» **SOURCE DATA**
━━━━━━━━━━━━━━━━━━━━

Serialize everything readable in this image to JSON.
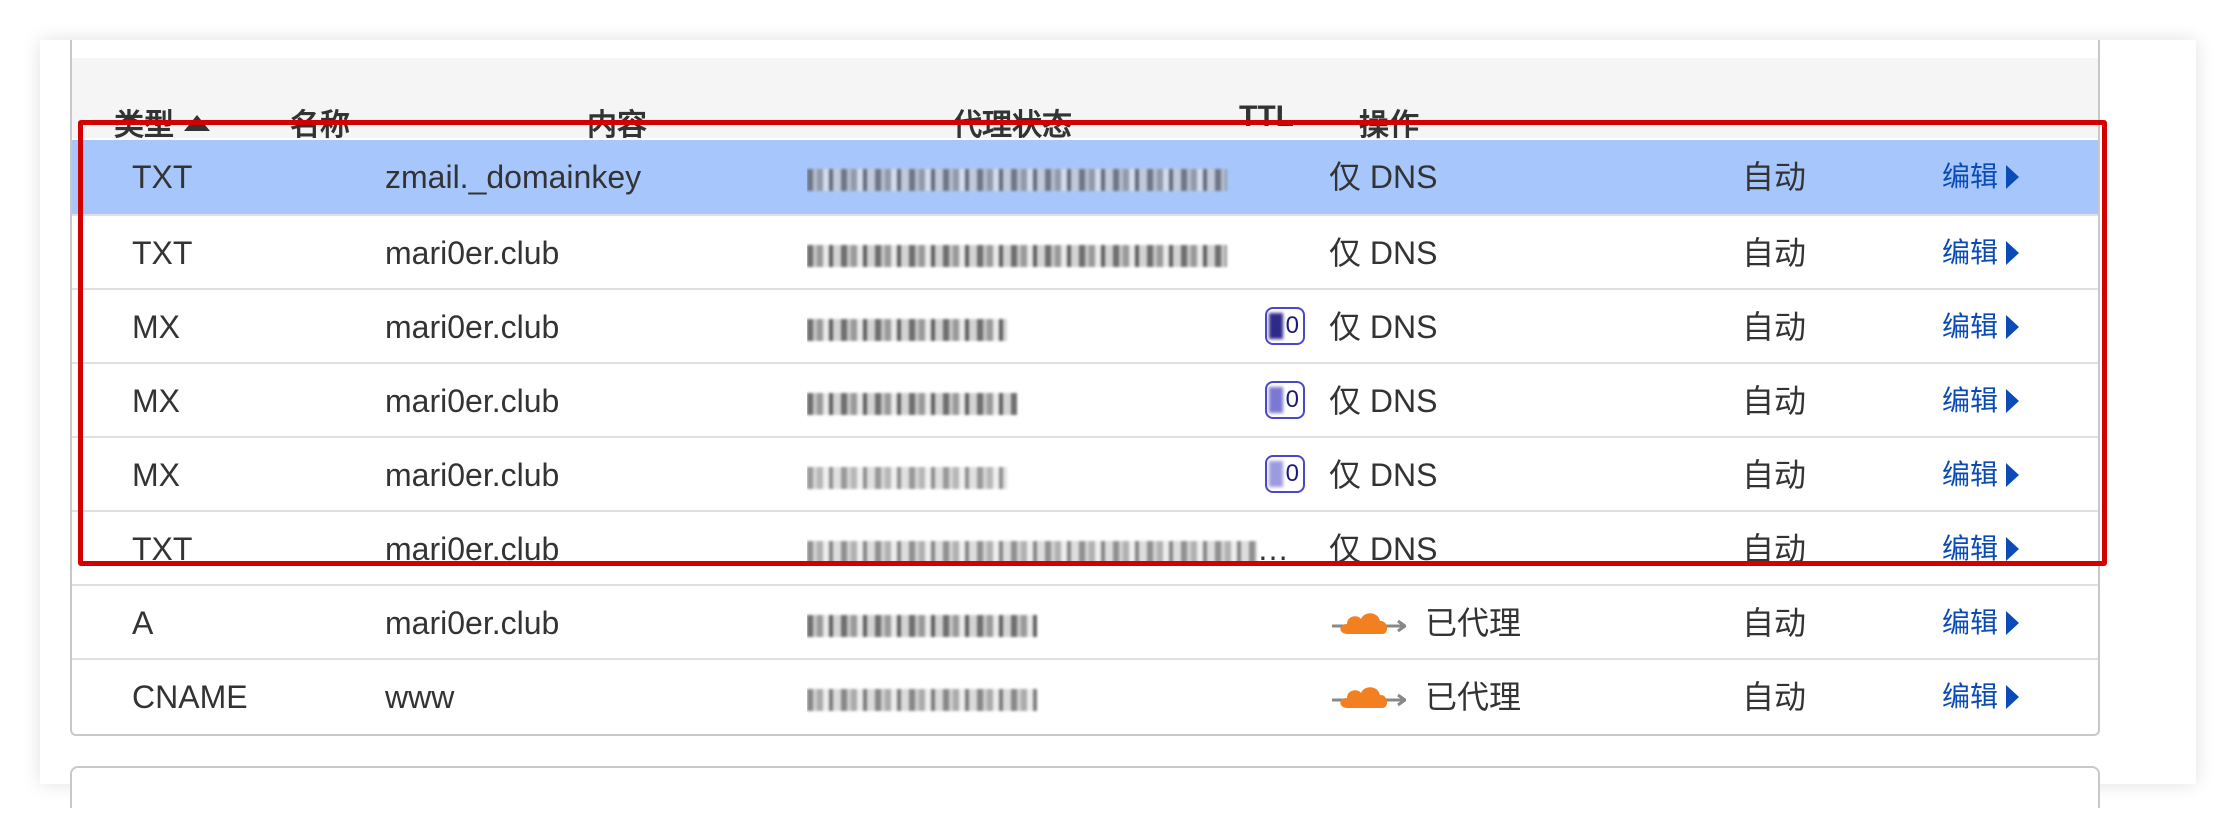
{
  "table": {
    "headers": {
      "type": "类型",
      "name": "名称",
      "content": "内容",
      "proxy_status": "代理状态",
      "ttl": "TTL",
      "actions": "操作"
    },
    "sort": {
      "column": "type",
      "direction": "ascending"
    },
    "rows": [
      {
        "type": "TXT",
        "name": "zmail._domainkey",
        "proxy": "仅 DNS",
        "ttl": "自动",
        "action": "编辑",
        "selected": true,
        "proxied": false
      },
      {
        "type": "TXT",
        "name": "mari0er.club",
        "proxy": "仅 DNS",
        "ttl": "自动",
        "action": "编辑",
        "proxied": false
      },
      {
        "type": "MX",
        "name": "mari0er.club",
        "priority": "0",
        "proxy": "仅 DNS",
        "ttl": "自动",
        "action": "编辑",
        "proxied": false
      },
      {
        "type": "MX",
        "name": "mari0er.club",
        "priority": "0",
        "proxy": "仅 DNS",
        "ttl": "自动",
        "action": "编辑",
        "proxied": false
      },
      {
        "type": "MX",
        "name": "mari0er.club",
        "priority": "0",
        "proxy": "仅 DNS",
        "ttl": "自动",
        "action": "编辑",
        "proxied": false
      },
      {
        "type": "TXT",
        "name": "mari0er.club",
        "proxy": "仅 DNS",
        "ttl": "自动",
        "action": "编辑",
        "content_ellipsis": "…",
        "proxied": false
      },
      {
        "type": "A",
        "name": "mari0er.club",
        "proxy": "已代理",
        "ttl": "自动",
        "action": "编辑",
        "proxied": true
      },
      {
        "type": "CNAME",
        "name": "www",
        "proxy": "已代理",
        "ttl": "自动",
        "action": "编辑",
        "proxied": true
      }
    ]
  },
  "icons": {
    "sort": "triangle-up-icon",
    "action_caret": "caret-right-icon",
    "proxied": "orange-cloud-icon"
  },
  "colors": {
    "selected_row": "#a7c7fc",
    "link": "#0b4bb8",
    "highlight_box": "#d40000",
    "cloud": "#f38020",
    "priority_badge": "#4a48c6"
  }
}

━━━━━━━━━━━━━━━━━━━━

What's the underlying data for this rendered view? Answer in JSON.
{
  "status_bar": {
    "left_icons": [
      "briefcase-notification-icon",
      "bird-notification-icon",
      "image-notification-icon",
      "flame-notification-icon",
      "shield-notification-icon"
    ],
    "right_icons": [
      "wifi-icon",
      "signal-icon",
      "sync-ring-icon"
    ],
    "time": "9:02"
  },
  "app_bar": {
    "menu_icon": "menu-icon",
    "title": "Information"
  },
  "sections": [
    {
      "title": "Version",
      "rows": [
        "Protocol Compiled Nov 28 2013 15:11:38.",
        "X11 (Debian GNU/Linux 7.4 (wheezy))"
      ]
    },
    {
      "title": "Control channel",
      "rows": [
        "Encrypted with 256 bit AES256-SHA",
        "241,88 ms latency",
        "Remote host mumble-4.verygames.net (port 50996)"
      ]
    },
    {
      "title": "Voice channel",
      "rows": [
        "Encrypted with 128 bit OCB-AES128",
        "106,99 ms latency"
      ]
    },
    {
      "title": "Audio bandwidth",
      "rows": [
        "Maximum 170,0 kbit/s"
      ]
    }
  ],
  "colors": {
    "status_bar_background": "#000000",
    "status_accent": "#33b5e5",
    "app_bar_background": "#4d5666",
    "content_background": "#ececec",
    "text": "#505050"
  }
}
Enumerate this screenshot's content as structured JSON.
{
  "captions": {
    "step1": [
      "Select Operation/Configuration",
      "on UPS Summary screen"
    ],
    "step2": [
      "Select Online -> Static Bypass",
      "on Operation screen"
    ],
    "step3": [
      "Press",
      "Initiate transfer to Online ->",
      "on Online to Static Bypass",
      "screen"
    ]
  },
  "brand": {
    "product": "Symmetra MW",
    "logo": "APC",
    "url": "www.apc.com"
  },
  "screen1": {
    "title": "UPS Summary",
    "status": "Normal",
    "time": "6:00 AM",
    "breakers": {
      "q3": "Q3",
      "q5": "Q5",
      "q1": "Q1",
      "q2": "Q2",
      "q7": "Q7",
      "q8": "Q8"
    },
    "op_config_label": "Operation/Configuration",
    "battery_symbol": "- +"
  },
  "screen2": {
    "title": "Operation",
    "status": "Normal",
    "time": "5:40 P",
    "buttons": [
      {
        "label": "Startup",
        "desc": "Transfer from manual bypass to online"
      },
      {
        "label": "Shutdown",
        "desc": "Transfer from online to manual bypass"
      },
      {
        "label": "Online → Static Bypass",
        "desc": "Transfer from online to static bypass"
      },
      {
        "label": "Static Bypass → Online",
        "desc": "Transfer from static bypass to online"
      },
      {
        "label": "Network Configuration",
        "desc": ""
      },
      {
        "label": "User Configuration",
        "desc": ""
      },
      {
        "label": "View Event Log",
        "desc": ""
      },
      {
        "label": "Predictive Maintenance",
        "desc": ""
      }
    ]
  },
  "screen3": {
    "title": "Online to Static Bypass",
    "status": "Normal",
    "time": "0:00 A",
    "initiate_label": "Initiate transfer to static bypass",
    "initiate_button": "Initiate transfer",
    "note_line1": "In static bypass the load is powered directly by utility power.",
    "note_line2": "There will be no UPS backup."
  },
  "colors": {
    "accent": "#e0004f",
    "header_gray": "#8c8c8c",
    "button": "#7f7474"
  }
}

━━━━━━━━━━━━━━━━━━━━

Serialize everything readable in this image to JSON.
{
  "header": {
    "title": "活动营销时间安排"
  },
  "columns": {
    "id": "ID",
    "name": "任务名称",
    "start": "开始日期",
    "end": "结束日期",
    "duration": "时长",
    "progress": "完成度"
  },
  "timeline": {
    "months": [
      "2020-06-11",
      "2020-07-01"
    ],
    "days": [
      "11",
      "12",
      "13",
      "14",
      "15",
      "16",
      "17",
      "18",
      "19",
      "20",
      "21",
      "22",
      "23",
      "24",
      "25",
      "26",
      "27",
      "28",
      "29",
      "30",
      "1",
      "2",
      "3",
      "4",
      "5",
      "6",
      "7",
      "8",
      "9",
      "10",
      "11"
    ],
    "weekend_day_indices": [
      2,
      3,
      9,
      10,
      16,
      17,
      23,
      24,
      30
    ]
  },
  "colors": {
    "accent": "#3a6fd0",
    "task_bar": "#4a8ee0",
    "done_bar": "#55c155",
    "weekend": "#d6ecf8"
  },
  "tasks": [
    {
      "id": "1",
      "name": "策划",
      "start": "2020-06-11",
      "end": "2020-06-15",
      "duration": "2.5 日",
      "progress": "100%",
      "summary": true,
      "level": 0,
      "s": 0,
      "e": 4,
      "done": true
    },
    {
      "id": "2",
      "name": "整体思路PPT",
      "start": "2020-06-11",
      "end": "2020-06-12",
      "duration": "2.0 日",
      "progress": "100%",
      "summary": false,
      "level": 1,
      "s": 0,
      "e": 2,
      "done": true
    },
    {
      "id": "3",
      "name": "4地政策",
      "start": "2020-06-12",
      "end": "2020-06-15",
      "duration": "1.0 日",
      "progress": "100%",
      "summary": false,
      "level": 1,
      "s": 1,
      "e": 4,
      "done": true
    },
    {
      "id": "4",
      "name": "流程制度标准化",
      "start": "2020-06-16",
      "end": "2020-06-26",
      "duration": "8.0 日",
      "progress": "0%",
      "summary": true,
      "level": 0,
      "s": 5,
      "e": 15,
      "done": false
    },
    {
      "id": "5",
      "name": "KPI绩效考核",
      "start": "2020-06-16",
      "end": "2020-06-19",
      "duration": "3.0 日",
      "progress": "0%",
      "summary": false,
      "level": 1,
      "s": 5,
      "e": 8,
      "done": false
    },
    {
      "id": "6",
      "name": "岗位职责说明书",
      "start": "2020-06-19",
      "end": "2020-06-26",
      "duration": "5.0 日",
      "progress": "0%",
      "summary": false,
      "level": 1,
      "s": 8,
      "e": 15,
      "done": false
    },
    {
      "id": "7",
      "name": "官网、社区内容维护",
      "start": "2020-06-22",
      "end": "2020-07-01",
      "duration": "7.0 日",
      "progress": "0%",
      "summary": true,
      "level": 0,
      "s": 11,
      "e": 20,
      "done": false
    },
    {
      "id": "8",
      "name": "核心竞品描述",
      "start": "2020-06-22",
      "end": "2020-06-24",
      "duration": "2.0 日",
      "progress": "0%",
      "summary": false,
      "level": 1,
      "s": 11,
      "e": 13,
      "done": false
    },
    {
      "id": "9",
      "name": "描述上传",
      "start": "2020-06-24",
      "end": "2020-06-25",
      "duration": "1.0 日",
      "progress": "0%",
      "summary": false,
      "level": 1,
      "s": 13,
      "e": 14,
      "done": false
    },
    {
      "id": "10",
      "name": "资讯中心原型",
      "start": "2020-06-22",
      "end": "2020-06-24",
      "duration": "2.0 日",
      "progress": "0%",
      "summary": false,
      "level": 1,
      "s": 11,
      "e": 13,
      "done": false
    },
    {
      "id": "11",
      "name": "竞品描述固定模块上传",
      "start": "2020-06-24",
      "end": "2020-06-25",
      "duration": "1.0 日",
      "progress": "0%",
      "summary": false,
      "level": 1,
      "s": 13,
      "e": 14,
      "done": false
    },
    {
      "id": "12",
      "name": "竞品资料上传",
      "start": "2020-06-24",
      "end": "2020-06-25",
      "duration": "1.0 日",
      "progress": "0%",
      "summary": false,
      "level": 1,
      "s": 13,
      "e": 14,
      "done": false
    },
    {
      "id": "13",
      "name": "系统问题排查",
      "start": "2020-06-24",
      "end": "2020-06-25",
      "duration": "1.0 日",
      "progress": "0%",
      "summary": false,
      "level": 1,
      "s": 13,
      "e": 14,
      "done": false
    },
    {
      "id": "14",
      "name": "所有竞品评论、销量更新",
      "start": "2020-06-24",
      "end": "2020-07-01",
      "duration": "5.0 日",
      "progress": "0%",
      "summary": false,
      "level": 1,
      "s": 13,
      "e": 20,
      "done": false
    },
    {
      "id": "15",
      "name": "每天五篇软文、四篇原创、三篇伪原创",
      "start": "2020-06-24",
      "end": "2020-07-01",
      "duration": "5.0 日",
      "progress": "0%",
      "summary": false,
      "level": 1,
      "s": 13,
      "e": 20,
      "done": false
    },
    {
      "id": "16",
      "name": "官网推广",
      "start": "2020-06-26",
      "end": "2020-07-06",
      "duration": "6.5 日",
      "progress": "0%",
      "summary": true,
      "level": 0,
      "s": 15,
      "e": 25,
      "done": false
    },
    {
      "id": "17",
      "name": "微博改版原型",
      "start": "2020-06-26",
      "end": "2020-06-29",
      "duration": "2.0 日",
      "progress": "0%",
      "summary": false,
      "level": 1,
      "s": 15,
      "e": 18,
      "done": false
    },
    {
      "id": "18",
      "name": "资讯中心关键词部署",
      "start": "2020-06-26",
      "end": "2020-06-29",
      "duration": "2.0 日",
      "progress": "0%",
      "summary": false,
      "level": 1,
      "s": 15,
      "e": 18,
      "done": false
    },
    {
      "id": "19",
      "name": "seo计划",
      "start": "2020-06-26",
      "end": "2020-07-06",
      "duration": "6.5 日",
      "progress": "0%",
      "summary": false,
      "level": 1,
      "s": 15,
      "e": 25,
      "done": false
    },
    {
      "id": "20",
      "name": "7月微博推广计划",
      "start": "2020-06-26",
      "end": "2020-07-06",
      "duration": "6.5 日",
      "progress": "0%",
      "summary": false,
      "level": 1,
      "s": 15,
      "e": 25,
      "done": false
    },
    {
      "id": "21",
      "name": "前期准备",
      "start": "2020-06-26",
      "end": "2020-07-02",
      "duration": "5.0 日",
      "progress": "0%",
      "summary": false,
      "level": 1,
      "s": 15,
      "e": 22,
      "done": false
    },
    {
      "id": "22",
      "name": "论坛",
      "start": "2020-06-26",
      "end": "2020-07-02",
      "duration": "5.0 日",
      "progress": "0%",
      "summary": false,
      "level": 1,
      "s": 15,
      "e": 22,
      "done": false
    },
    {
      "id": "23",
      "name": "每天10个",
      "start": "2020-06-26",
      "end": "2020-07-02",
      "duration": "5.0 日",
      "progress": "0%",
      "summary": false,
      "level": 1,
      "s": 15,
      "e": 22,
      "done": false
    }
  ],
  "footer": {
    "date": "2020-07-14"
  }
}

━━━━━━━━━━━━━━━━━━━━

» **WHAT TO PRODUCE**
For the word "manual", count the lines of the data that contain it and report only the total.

» **EXERCISE RESPONSE**
2